**Prompt:** Where in the records does the word "chat" appear? Copy each line that holds it.

Records from a dataset:

- - -

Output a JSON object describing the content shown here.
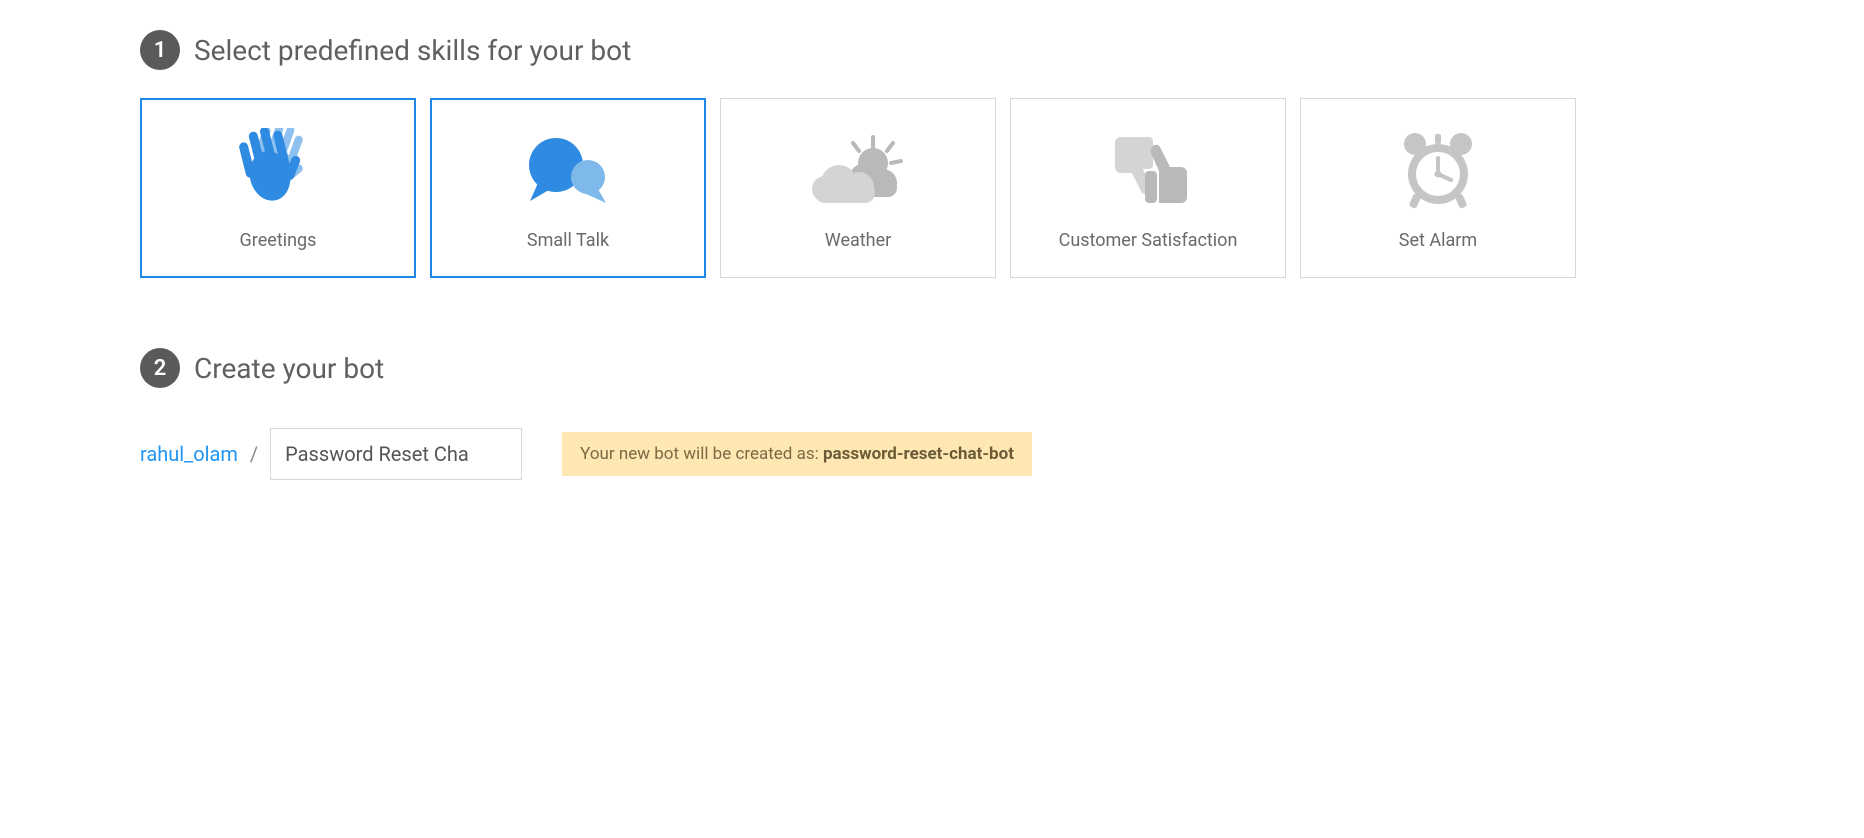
{
  "steps": {
    "one": {
      "num": "1",
      "title": "Select predefined skills for your bot"
    },
    "two": {
      "num": "2",
      "title": "Create your bot"
    }
  },
  "skills": [
    {
      "label": "Greetings",
      "selected": true,
      "icon": "hands"
    },
    {
      "label": "Small Talk",
      "selected": true,
      "icon": "chat"
    },
    {
      "label": "Weather",
      "selected": false,
      "icon": "weather"
    },
    {
      "label": "Customer Satisfaction",
      "selected": false,
      "icon": "thumbs"
    },
    {
      "label": "Set Alarm",
      "selected": false,
      "icon": "alarm"
    }
  ],
  "create": {
    "username": "rahul_olam",
    "separator": "/",
    "input_value": "Password Reset Cha",
    "notice_prefix": "Your new bot will be created as: ",
    "notice_slug": "password-reset-chat-bot"
  }
}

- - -

**Response below:**
      "icon": "chat"
    "notice_slug": "password-reset-chat-bot"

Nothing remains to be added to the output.